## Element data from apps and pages
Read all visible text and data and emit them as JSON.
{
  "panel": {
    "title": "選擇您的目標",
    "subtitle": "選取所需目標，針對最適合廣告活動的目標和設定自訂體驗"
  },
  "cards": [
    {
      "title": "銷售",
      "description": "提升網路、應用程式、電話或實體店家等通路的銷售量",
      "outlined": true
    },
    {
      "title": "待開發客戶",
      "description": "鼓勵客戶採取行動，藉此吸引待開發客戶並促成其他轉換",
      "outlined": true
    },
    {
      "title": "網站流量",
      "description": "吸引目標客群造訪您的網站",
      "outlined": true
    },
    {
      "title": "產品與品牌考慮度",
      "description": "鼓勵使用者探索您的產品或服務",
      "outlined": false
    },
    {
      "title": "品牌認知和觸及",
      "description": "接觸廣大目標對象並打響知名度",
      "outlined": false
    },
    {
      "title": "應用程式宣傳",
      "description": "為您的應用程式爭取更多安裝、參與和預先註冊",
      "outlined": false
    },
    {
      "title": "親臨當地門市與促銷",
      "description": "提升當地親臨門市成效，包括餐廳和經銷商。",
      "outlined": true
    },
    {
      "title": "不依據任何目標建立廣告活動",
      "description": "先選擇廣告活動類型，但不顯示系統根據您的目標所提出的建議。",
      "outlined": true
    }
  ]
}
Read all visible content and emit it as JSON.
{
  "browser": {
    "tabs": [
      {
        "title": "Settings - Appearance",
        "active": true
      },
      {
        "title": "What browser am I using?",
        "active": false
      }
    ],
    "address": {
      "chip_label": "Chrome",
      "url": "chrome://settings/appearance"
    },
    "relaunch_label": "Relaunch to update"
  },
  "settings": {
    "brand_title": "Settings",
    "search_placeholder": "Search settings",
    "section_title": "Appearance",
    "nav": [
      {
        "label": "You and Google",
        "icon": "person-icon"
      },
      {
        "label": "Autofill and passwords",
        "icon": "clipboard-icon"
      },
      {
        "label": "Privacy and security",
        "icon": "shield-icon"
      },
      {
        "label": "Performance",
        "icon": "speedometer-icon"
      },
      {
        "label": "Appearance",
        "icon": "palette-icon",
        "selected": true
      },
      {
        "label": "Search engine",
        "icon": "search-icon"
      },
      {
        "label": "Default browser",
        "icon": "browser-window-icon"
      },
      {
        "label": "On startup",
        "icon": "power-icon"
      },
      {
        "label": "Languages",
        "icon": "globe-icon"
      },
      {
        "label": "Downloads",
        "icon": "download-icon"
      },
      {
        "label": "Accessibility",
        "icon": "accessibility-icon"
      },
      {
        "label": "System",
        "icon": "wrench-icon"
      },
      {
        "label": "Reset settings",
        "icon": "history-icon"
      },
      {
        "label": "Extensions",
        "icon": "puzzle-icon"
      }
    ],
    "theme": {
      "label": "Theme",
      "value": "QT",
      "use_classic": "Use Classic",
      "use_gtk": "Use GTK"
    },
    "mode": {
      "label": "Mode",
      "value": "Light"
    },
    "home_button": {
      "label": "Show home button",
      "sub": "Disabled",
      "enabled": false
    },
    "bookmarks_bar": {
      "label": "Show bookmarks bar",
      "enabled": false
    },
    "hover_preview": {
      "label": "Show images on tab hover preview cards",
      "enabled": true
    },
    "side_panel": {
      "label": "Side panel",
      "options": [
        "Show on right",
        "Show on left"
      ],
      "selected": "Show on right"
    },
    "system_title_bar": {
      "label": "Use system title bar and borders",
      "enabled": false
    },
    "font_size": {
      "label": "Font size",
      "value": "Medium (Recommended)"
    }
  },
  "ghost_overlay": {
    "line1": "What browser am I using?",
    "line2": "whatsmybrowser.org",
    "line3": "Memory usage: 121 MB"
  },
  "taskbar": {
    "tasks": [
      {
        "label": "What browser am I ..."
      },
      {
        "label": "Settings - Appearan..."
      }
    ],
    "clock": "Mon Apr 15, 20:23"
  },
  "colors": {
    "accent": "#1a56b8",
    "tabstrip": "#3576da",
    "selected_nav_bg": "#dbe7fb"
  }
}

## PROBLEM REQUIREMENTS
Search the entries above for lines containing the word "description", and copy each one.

## ANSWER SECTION
      "description": "提升網路、應用程式、電話或實體店家等通路的銷售量",
      "description": "鼓勵客戶採取行動，藉此吸引待開發客戶並促成其他轉換",
      "description": "吸引目標客群造訪您的網站",
      "description": "鼓勵使用者探索您的產品或服務",
      "description": "接觸廣大目標對象並打響知名度",
      "description": "為您的應用程式爭取更多安裝、參與和預先註冊",
      "description": "提升當地親臨門市成效，包括餐廳和經銷商。",
      "description": "先選擇廣告活動類型，但不顯示系統根據您的目標所提出的建議。",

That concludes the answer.